Citing data from the last school year, the TEA said that due to very low COVID-19 transmission rates in a classroom setting and data demonstrating lower transmission rates among children compared to adults, schools are not required to conduct any COVID-19 contact tracing.
The data cited by the TEA comes from a school year when many students were attending class virtually and were not physically present in the classroom or from summer school where there is generally lower attendance. Under an executive order, school districts can no longer mandate masks.
Dr. Marcial Oquendo, a pediatrician in Frisco, said a safe return to normalcy will require pandemic mitigation efforts.
“A little of the masks, a little bit of the social distancing, the vaccines for those kids who can get vaccinated, and especially the parents and the grandparents and the people who are at risk and at home,” Dr. Marcial said. “It’s all about striking a balance between minimizing the risk as much as we can. We’re never going to get the risk down to zero but making sure that the risk is low enough for us to be able to continue to live and to be safe.”
Yacio said as a parent, she felt the guidance from the TEA was “worrisome” but has to trust her child’s school.
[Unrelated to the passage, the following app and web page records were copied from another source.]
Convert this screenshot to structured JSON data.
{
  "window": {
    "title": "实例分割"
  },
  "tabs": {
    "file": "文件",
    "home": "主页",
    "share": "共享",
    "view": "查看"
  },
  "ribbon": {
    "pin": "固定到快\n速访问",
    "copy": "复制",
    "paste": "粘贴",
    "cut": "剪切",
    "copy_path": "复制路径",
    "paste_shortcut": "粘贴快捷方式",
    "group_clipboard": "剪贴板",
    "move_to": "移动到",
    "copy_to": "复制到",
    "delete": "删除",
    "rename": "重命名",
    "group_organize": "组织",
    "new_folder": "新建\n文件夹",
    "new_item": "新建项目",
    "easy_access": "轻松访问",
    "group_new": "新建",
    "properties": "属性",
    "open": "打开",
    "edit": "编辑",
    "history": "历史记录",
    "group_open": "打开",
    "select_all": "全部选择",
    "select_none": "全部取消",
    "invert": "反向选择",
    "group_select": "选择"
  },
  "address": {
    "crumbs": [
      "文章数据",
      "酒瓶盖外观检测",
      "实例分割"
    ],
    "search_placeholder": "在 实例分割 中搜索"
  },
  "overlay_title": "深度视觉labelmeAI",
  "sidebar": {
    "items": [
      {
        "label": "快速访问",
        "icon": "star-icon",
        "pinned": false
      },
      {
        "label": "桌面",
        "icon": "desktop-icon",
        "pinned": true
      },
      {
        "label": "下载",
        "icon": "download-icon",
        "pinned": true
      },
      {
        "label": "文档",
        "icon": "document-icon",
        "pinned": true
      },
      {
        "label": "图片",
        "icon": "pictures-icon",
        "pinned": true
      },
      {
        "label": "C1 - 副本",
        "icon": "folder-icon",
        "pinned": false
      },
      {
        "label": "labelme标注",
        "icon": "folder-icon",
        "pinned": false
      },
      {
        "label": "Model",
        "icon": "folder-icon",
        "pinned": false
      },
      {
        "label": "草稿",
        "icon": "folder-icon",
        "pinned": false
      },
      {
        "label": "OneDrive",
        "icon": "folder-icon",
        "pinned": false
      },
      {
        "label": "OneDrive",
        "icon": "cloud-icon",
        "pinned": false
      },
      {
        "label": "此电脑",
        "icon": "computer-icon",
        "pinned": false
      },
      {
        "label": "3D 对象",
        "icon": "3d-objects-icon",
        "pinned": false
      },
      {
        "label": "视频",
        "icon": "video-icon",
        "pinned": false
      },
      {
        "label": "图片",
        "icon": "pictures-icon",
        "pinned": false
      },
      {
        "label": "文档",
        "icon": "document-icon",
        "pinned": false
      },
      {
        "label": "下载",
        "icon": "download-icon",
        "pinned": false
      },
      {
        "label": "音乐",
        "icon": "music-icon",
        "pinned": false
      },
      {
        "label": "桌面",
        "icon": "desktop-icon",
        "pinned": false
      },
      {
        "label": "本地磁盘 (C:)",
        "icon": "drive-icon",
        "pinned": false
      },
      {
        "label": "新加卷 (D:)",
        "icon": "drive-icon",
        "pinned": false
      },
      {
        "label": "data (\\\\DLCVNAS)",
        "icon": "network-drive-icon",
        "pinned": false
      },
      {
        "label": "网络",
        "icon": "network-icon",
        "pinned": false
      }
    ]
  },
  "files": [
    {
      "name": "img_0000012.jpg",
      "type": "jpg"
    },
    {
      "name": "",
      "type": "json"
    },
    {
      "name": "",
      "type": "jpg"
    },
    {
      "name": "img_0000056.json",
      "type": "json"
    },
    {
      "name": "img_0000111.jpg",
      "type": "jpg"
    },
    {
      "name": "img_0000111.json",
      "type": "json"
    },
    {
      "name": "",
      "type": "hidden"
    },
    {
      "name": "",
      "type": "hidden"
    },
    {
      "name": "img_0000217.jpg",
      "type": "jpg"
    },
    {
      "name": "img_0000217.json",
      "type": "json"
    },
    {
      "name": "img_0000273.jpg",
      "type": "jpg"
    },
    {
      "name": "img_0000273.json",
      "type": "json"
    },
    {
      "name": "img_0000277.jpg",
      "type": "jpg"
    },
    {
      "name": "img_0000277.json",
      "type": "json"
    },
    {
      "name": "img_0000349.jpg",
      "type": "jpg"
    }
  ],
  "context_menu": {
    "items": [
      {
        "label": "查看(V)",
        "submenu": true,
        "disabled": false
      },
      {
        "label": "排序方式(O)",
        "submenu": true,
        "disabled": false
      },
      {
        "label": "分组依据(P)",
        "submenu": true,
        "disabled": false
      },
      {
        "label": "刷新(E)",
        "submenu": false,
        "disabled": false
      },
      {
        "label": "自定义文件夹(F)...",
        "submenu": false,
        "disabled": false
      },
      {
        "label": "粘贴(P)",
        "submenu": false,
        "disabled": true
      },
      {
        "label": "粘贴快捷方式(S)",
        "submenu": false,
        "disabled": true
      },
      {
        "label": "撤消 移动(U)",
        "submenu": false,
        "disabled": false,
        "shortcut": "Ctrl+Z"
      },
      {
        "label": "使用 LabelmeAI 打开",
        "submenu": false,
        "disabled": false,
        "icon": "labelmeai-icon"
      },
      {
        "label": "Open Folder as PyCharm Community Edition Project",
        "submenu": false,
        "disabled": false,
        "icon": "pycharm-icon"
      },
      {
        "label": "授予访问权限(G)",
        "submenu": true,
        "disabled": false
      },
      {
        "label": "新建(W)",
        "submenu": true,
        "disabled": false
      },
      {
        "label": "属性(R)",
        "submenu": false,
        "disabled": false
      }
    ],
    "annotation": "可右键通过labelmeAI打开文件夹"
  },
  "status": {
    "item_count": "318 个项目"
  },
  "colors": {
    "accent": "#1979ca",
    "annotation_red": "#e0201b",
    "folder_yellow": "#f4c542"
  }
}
“I haven’t met our teachers yet, but I really trust our principal and so at this point, all you can do is send your kid in and hope for the best unless you want to withdraw them,” she said.
With school just a few days out, other parents are considering withdrawing their students and turning to homeschool with no option for virtual learning.
"It's kind of a mixed feeling, you know. We're excited for him to go to the fourth grade. At the same time, we're really worried about him going to school with no mask mandate," said Plano ISD parent Ravi Chadalawada.
Others like Stacey Silverman will do what they can to rely on their own precautions.
Silverman said she plans to have her daughter, a senior in Grapevine-Colleyville ISD, double mask and eat her lunch somewhere other than the cafeteria.
"We feel like this is a tinderbox. We're terrified," said Silverman.
NBC 5 reached out to the TEA regarding the concerns raised by the UEA and parents. A spokesperson for the agency emailed the following clarifications:
- TEA’s guidance requires DSHS be notified of test-confirmed positive cases as well as the local health authority whose jurisdiction the school system falls under; the latter of which is in accordance with state and federal laws.
- If a school system is made aware that a student is a close contact, the school system must still notify the student’s parents (that, of course, would only happen at schools that are doing voluntary contact tracing).
- It is important to note that as provided for in this newly issued Department of State Health Services (DSHS) Rule, school systems must exclude students from attending school in person who are actively sick with COVID-19 or who have received a test-confirmed positive result for COVID-19.